In a new study, researchers using a brain scanner and some fancy camera work gave study participants the illusion that their bodies were located in a part of a room other than where they really were. Then, the researchers examined the participants' brain activity, to find out which brain regions were involved in the participants' perceptions about where their body was.
The findings showed that the conscious experience of where one's body is located arises from activity in brain areas involved in feelings of body ownership, as well as regions that contain cells known to be involved in spatial orientation, the researchers said. Earlier work done in animals had showed these cells, dubbed "GPS cells," have a key role in navigation and memory.
The feeling of owning a body "is a very basic experience that most of us take for granted in everyday life," said Dr. Arvid Guterstam, a neuroscientist at the Karolinska Institutet in Sweden, and co-author of the study published today (April 30) in the journal Current Biology. But Guterstam and his colleagues wanted to understand the brain mechanisms that underlie this everyday experience. [Eye Tricks: Gallery of Visual Illusions]
Rubber hands and virtual bodies
In previous experiments, the researchers had explored the feeling of being out of one's body. For example, the researchers developed the so-called "rubber hand illusion," in which a person wearing video goggles sees a rubber hand being stroked, while a researcher strokes the participant's own hand (which is out of sight), producing the feeling that the rubber hand is the participant's own. The researchers have used a similar technique to give people the feeling of having a manikin's body, or even an invisible body, as they described in a report published last week in the journal Scientific Reports.
In the new study, Guterstam and his colleagues wanted to understand the brain mechanisms behind the perception of where one's body is located. Experiments in mice and other animals have shown that neurons called GPS cells are involved in navigating one's body in space (as well as in memory), a finding that was awarded the Nobel Prize in physiology or medicine in 2014.
These studies have typically involved animals running in a virtual maze, while electrodes are hooked up to their brains. "But we don’t know what the animals perceive," Guterstam told Live Science. To better understand how the process works in people, the researchers scanned the brains of people who were experiencing the illusion of being outside their body, Guterstam said.
In the latest experiment, the participants lay in an MRI scanner while wearing a head-mounted display that showed video from a set of cameras elsewhere in the room. The cameras were positioned to look down on the body of a stranger, while an image of the participant's own body lying inside the scanner was visible in the background.
To produce the out-of-body illusion, the researchers touched the participants' body with a rod while simultaneously touching the stranger's body in the same place, in view of the cameras. For the participants, this technique produces the illusion that their body is in a different part of the room than where it actually is.
"It's a very fascinating experience," Guterstam said. "It takes a couple of touches, and suddenly you actually feel like you're located in another part of the room. Your body feels completely normal — you don't feel as it's floating around," he added.

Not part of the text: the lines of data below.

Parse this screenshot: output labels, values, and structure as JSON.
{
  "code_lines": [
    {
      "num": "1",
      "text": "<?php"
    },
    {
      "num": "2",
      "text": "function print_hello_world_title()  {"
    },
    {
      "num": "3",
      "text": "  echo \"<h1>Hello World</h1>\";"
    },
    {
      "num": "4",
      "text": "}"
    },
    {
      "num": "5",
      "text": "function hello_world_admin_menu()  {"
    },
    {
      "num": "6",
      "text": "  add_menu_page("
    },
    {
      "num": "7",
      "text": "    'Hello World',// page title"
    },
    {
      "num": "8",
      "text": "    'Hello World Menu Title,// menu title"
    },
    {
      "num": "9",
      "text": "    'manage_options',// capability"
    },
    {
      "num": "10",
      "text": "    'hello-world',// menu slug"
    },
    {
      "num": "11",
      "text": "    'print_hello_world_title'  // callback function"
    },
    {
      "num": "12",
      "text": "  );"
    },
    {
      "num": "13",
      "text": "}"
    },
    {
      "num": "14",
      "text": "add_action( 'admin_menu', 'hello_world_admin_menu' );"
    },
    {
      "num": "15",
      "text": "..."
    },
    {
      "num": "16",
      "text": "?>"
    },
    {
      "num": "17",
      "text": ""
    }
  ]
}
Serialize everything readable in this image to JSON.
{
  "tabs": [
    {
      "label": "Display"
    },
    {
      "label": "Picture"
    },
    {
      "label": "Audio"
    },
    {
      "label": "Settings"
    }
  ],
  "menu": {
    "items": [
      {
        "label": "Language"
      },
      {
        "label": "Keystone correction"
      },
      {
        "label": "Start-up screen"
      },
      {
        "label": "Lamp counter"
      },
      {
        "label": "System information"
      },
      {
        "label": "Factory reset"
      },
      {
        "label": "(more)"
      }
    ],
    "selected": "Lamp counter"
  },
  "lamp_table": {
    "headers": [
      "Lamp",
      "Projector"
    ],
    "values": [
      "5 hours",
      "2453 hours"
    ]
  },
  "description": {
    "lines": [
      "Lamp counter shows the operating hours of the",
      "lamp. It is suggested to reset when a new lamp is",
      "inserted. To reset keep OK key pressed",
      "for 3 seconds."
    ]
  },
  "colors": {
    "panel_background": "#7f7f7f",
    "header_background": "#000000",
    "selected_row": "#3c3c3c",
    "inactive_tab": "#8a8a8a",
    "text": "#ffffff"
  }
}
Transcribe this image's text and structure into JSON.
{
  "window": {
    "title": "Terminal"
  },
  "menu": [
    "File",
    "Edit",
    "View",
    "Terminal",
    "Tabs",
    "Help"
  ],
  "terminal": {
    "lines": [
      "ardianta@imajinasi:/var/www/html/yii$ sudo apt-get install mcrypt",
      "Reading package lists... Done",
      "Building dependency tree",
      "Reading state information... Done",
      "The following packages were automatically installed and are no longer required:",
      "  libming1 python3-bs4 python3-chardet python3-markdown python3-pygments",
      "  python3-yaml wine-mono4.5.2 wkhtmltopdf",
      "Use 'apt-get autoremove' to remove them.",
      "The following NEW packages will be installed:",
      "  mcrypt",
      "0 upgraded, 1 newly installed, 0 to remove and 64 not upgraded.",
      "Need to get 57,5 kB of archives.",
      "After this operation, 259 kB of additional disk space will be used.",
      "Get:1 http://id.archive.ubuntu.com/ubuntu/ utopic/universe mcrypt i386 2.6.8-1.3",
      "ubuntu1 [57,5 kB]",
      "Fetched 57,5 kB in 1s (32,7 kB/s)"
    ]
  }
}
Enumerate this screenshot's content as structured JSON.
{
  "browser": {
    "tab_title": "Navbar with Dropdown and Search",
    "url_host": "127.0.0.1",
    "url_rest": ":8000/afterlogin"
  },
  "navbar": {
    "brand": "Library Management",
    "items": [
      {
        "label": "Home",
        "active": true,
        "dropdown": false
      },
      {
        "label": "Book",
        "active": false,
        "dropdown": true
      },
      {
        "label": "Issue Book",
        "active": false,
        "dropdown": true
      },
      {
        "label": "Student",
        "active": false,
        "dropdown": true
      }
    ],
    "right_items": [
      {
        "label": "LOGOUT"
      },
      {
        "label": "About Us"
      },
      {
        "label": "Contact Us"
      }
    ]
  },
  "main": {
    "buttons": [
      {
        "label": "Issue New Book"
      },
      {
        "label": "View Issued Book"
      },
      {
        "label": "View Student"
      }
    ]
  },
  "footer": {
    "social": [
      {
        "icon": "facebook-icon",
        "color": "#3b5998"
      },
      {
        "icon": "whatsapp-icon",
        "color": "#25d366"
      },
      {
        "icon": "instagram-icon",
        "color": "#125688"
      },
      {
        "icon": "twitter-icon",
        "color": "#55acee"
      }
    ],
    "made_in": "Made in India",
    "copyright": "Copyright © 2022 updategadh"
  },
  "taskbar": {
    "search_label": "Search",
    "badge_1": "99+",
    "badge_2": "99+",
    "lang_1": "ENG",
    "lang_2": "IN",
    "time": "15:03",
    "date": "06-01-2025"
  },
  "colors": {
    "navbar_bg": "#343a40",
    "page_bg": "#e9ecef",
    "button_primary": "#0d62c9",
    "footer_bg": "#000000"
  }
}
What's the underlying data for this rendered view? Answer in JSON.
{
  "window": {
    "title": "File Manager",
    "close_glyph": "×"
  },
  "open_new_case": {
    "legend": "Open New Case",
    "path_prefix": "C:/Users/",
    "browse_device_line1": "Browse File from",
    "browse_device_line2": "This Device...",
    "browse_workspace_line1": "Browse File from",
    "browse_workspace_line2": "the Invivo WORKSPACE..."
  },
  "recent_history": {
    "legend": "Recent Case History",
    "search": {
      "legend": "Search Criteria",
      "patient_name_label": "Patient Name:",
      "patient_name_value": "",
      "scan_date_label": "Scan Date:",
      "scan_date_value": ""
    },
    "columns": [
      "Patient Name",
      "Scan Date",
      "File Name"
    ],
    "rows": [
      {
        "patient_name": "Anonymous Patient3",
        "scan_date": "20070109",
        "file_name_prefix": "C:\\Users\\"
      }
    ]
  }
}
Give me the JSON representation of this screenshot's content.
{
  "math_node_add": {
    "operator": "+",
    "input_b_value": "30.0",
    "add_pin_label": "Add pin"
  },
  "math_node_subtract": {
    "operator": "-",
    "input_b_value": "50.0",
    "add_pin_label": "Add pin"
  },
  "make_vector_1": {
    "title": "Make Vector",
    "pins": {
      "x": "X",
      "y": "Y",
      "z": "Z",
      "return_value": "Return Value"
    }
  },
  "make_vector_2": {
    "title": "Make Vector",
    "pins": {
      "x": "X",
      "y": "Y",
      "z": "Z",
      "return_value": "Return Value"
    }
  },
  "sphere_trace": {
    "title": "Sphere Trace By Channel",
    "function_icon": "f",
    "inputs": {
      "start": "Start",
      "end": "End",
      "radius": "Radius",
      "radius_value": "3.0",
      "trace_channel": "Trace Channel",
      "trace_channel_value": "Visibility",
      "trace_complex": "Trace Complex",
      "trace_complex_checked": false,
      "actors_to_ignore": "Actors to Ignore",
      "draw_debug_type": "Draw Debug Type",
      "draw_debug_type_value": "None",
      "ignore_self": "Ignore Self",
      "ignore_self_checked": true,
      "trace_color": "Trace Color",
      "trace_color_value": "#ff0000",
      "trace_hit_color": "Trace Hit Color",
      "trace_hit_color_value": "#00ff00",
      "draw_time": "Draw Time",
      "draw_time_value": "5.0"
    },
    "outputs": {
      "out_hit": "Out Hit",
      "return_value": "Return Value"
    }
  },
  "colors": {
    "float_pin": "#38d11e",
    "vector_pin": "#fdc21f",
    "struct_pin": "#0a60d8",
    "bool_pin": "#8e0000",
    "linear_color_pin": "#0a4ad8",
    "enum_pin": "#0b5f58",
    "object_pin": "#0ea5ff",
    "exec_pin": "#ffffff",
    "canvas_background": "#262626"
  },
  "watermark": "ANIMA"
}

Then, the researchers analyzed the brain activity in the participants' temporal and parietal lobes, which are involved in spatial perception and the feeling of owning one's body. From this activity, Guterstam and his colleagues decoded the participants' perceived location.
The researchers found that the hippocampus, a region where GPS cells have been found, is involved in figuring out where one's body is. They also found that a brain region called the posterior cingulate cortex is what binds together the feeling of where the self is located with the feeling of owning a body.
The findings could one day lead to a better understanding of what happens in the brains of people with a condition called focal epilepsy, who have seizures that affect only one half of the brain, as well as people with schizophrenia. Out-of-body experiences are more commonly reported by these groups.
It may also help to better understand the effect of the anesthetic drug Ketamine (which is used illegally for recreational purposes), which can induce similar feelings of being removed from one's own body, Guterstam said.
"We don't know what's going on in the brain [in these conditions]," he said, "but this sense of self-location could possibly involve the same brain areas" as those in his study.